February came, and with it, my big break. I still wonder at the timing. War in Iraq was imminent, and teens were singing for peace next to the two craters of the towers while armed troops stood on street corners and people flowed past them in protest. It was a tumultuous time. It was a sacred time. 

I’m ever so grateful that I run. Try saying that mouthful in one emphatic breath. Pivot to the divine:

It was then that I first sang the prayer of St Francis: ‘Lord, make me an instrument of thy peace.’ His words rang truer than anything I’d ever known: they soothed my shaken soul; they still do. I learned then that I could captain my soul and share it too. My mother’s worry was allayed; I could be unconquerable and kind, a steadfast warrior for peace.

Resolution. Yes, I sang. It took a lot of discipline not to eat that cookie. It paid off. 

Epilogue and charge:

Because of 9/11, I became a soldier. I commissioned from West Point speaking Arabic, determined to use my gifts for good. Because of St Francis, I had the wisdom to do it well. And I did: I deployed to Afghanistan, where Arabic is the language of God. With it, I served Afghan and American alike. Pain had led me to this place; love was my response. Pain in this life is a given; love in this life is a choice. Pain is all around us; what do you choose? 

I cede the floor.

The club transitions to a vote. Once complete, ballot counters collect all ballots and retire to another room to tally them. The Master of Ceremonies introduces the hosts of contestants to the audience with a brief series of questions; it’s a chance to get to know the speakers a bit. I am last. Scott queries, ‘how’d a redhead star in a show about Pacific Islanders?’ I was blue. ‘Oh wow, that’s amazing.’ Yeah, I grew up in the shadow of Ithaca College and Cornell – there were lots of amazing people there. He recedes to his own private reverie; in ways, my childhood is a gay guy’s dream. Dani shakes him out of it.

My mother speaks: ‘I need to give a speech to explain this speech. I just wanted my son to be happy!’

My father relates how my scout troop chose to give up a planned boating weekend on Cayuga Lake to raise money for the Red Cross at the mall. It was a tender and touching moment – fuel for phase two of my speech.

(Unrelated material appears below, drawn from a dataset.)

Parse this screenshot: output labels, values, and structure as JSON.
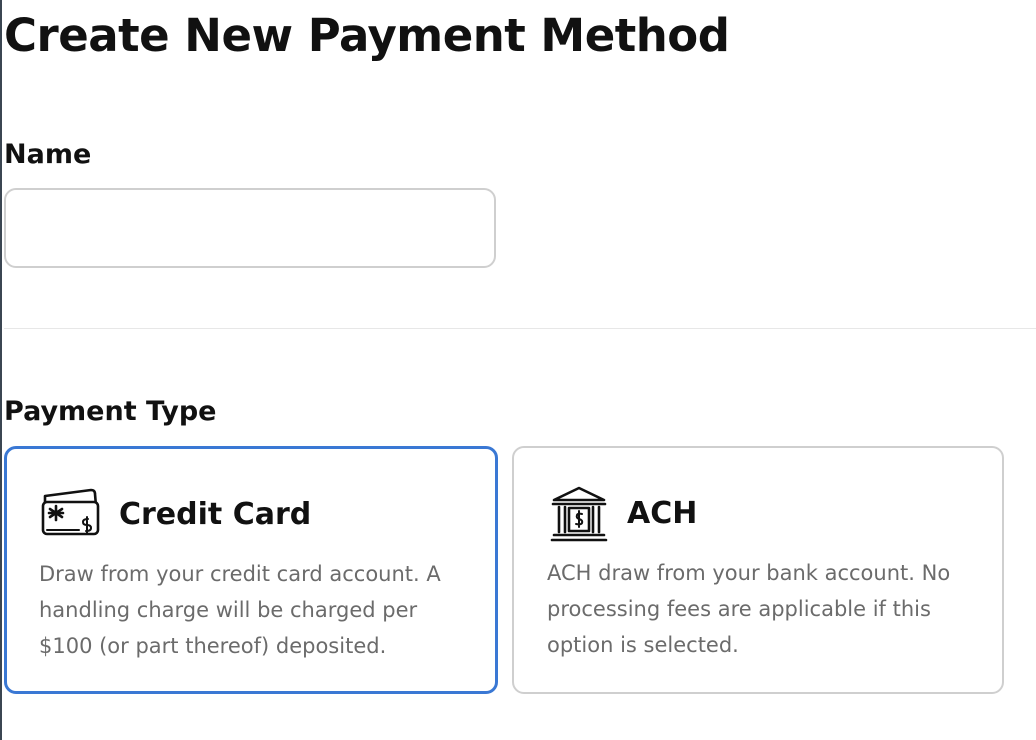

The ballot counters return, signaling the end of our guest commentary. They deliver their results:

In third place, Martin! In second place, Tim!

In first, me. James. 

Now the real work begins. The speech above is a monologue, more or less. I’ve enlisted my mentor to help me turn it into a dynamic back-and-forth between me and my audience, one in which their participation is solicited time and time again to keep their interest. Writing and the spoken word demand different treatments: one allows you the luxury to languish in the lushness of the prose, rereading at will. The other is a fleeting moment, vocalized once and then gone. It kind of reminds me of the blue accelerator pads in an old racing game I had – use them or fall behind.

I can’t go on to the third level of competition this year; I’ll be in Germany for a dear friend’s wedding, and I won’t miss it for anything. But I’ll be damned if I don’t try to win what’s coming all the same. I’m tickled by the thought of presenting this to Texas crowd. Yeeehaw! 

Wish me luck!

James